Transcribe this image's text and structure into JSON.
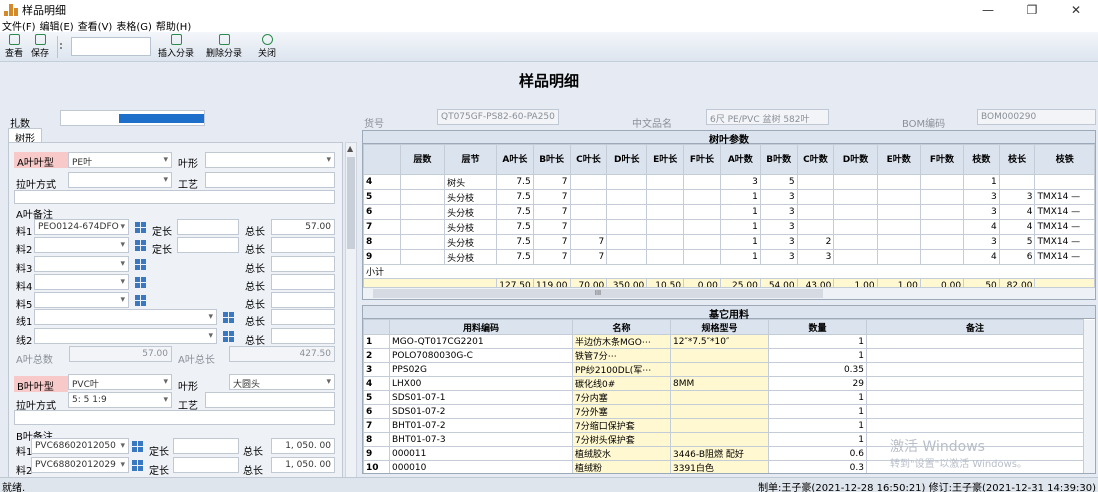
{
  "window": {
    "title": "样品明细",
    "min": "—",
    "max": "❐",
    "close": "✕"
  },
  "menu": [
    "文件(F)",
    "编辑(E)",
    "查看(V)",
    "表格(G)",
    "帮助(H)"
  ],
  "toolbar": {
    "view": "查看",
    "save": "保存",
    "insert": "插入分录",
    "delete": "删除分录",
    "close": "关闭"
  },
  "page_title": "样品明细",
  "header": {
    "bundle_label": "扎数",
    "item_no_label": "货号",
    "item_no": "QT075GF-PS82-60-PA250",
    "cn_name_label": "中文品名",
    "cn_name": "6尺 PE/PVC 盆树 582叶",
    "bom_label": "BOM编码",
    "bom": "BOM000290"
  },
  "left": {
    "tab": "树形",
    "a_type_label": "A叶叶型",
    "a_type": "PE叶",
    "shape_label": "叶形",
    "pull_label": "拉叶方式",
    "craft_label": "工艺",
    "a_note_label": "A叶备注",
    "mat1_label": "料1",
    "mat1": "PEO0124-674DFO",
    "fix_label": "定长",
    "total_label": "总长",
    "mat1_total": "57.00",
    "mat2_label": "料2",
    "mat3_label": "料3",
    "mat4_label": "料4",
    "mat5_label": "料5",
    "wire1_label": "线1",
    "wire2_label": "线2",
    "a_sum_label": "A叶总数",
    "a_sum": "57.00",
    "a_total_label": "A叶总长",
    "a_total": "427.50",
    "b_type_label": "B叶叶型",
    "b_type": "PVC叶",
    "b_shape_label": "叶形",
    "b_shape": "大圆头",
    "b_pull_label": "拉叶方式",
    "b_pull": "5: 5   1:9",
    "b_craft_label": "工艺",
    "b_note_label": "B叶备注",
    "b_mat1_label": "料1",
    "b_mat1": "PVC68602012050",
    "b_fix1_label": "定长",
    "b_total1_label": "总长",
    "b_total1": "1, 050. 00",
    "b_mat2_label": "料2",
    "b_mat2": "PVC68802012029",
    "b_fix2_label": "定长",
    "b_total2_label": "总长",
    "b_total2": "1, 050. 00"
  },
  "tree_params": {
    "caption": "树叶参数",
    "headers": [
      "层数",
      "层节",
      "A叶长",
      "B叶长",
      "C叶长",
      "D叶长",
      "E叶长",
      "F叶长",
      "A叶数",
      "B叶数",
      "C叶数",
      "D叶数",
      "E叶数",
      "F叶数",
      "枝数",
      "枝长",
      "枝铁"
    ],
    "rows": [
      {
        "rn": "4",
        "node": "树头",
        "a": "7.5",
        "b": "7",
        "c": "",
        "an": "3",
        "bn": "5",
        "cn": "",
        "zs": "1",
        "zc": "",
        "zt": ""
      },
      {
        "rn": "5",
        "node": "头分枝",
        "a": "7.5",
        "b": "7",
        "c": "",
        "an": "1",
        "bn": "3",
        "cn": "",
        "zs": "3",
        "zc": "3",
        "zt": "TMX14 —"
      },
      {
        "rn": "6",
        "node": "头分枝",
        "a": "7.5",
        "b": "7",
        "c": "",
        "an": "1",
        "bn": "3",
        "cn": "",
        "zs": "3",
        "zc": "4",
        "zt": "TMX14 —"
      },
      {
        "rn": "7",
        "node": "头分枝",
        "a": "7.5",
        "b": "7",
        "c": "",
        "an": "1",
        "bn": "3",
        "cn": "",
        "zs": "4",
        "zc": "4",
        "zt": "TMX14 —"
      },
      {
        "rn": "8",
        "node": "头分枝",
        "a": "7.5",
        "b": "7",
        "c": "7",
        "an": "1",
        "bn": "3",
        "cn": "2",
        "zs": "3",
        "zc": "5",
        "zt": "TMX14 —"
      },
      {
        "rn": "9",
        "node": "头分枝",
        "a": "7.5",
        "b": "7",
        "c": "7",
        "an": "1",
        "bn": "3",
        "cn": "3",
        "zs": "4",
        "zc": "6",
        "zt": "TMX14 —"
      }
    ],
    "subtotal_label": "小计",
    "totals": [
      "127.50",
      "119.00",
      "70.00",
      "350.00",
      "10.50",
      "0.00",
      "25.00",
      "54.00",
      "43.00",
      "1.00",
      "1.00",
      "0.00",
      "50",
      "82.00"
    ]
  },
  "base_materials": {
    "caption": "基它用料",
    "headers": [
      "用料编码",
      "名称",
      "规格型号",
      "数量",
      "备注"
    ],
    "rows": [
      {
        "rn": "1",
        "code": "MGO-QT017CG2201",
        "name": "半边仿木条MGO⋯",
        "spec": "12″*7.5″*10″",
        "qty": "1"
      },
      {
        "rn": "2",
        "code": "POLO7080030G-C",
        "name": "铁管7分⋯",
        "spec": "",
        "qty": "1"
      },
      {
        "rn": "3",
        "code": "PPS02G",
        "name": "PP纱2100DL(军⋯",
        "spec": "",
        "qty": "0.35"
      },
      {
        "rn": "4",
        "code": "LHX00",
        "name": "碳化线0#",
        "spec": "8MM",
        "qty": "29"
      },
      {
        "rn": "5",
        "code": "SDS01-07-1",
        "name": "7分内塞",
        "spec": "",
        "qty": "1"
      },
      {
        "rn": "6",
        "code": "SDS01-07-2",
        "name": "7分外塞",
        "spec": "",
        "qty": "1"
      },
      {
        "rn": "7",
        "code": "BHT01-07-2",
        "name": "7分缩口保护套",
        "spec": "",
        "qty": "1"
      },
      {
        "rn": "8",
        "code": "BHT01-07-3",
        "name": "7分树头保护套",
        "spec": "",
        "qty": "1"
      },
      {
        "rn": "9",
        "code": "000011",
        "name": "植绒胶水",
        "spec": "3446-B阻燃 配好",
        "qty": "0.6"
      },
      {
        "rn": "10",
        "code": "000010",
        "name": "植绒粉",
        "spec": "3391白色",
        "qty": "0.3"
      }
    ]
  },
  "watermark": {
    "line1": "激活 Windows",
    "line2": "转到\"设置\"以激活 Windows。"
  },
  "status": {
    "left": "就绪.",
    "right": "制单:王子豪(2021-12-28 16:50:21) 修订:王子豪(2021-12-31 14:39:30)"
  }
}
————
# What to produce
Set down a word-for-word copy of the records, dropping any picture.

# Answer section
Transcribe this image's text and structure into JSON.
{
  "window": {
    "title": "样品明细",
    "min": "—",
    "max": "❐",
    "close": "✕"
  },
  "menu": [
    "文件(F)",
    "编辑(E)",
    "查看(V)",
    "表格(G)",
    "帮助(H)"
  ],
  "toolbar": {
    "view": "查看",
    "save": "保存",
    "insert": "插入分录",
    "delete": "删除分录",
    "close": "关闭"
  },
  "page_title": "样品明细",
  "header": {
    "bundle_label": "扎数",
    "item_no_label": "货号",
    "item_no": "QT075GF-PS82-60-PA250",
    "cn_name_label": "中文品名",
    "cn_name": "6尺 PE/PVC 盆树 582叶",
    "bom_label": "BOM编码",
    "bom": "BOM000290"
  },
  "left": {
    "tab": "树形",
    "a_type_label": "A叶叶型",
    "a_type": "PE叶",
    "shape_label": "叶形",
    "pull_label": "拉叶方式",
    "craft_label": "工艺",
    "a_note_label": "A叶备注",
    "mat1_label": "料1",
    "mat1": "PEO0124-674DFO",
    "fix_label": "定长",
    "total_label": "总长",
    "mat1_total": "57.00",
    "mat2_label": "料2",
    "mat3_label": "料3",
    "mat4_label": "料4",
    "mat5_label": "料5",
    "wire1_label": "线1",
    "wire2_label": "线2",
    "a_sum_label": "A叶总数",
    "a_sum": "57.00",
    "a_total_label": "A叶总长",
    "a_total": "427.50",
    "b_type_label": "B叶叶型",
    "b_type": "PVC叶",
    "b_shape_label": "叶形",
    "b_shape": "大圆头",
    "b_pull_label": "拉叶方式",
    "b_pull": "5: 5   1:9",
    "b_craft_label": "工艺",
    "b_note_label": "B叶备注",
    "b_mat1_label": "料1",
    "b_mat1": "PVC68602012050",
    "b_fix1_label": "定长",
    "b_total1_label": "总长",
    "b_total1": "1, 050. 00",
    "b_mat2_label": "料2",
    "b_mat2": "PVC68802012029",
    "b_fix2_label": "定长",
    "b_total2_label": "总长",
    "b_total2": "1, 050. 00"
  },
  "tree_params": {
    "caption": "树叶参数",
    "headers": [
      "层数",
      "层节",
      "A叶长",
      "B叶长",
      "C叶长",
      "D叶长",
      "E叶长",
      "F叶长",
      "A叶数",
      "B叶数",
      "C叶数",
      "D叶数",
      "E叶数",
      "F叶数",
      "枝数",
      "枝长",
      "枝铁"
    ],
    "rows": [
      {
        "rn": "4",
        "node": "树头",
        "a": "7.5",
        "b": "7",
        "c": "",
        "an": "3",
        "bn": "5",
        "cn": "",
        "zs": "1",
        "zc": "",
        "zt": ""
      },
      {
        "rn": "5",
        "node": "头分枝",
        "a": "7.5",
        "b": "7",
        "c": "",
        "an": "1",
        "bn": "3",
        "cn": "",
        "zs": "3",
        "zc": "3",
        "zt": "TMX14 —"
      },
      {
        "rn": "6",
        "node": "头分枝",
        "a": "7.5",
        "b": "7",
        "c": "",
        "an": "1",
        "bn": "3",
        "cn": "",
        "zs": "3",
        "zc": "4",
        "zt": "TMX14 —"
      },
      {
        "rn": "7",
        "node": "头分枝",
        "a": "7.5",
        "b": "7",
        "c": "",
        "an": "1",
        "bn": "3",
        "cn": "",
        "zs": "4",
        "zc": "4",
        "zt": "TMX14 —"
      },
      {
        "rn": "8",
        "node": "头分枝",
        "a": "7.5",
        "b": "7",
        "c": "7",
        "an": "1",
        "bn": "3",
        "cn": "2",
        "zs": "3",
        "zc": "5",
        "zt": "TMX14 —"
      },
      {
        "rn": "9",
        "node": "头分枝",
        "a": "7.5",
        "b": "7",
        "c": "7",
        "an": "1",
        "bn": "3",
        "cn": "3",
        "zs": "4",
        "zc": "6",
        "zt": "TMX14 —"
      }
    ],
    "subtotal_label": "小计",
    "totals": [
      "127.50",
      "119.00",
      "70.00",
      "350.00",
      "10.50",
      "0.00",
      "25.00",
      "54.00",
      "43.00",
      "1.00",
      "1.00",
      "0.00",
      "50",
      "82.00"
    ]
  },
  "base_materials": {
    "caption": "基它用料",
    "headers": [
      "用料编码",
      "名称",
      "规格型号",
      "数量",
      "备注"
    ],
    "rows": [
      {
        "rn": "1",
        "code": "MGO-QT017CG2201",
        "name": "半边仿木条MGO⋯",
        "spec": "12″*7.5″*10″",
        "qty": "1"
      },
      {
        "rn": "2",
        "code": "POLO7080030G-C",
        "name": "铁管7分⋯",
        "spec": "",
        "qty": "1"
      },
      {
        "rn": "3",
        "code": "PPS02G",
        "name": "PP纱2100DL(军⋯",
        "spec": "",
        "qty": "0.35"
      },
      {
        "rn": "4",
        "code": "LHX00",
        "name": "碳化线0#",
        "spec": "8MM",
        "qty": "29"
      },
      {
        "rn": "5",
        "code": "SDS01-07-1",
        "name": "7分内塞",
        "spec": "",
        "qty": "1"
      },
      {
        "rn": "6",
        "code": "SDS01-07-2",
        "name": "7分外塞",
        "spec": "",
        "qty": "1"
      },
      {
        "rn": "7",
        "code": "BHT01-07-2",
        "name": "7分缩口保护套",
        "spec": "",
        "qty": "1"
      },
      {
        "rn": "8",
        "code": "BHT01-07-3",
        "name": "7分树头保护套",
        "spec": "",
        "qty": "1"
      },
      {
        "rn": "9",
        "code": "000011",
        "name": "植绒胶水",
        "spec": "3446-B阻燃 配好",
        "qty": "0.6"
      },
      {
        "rn": "10",
        "code": "000010",
        "name": "植绒粉",
        "spec": "3391白色",
        "qty": "0.3"
      }
    ]
  },
  "watermark": {
    "line1": "激活 Windows",
    "line2": "转到\"设置\"以激活 Windows。"
  },
  "status": {
    "left": "就绪.",
    "right": "制单:王子豪(2021-12-28 16:50:21) 修订:王子豪(2021-12-31 14:39:30)"
  }
}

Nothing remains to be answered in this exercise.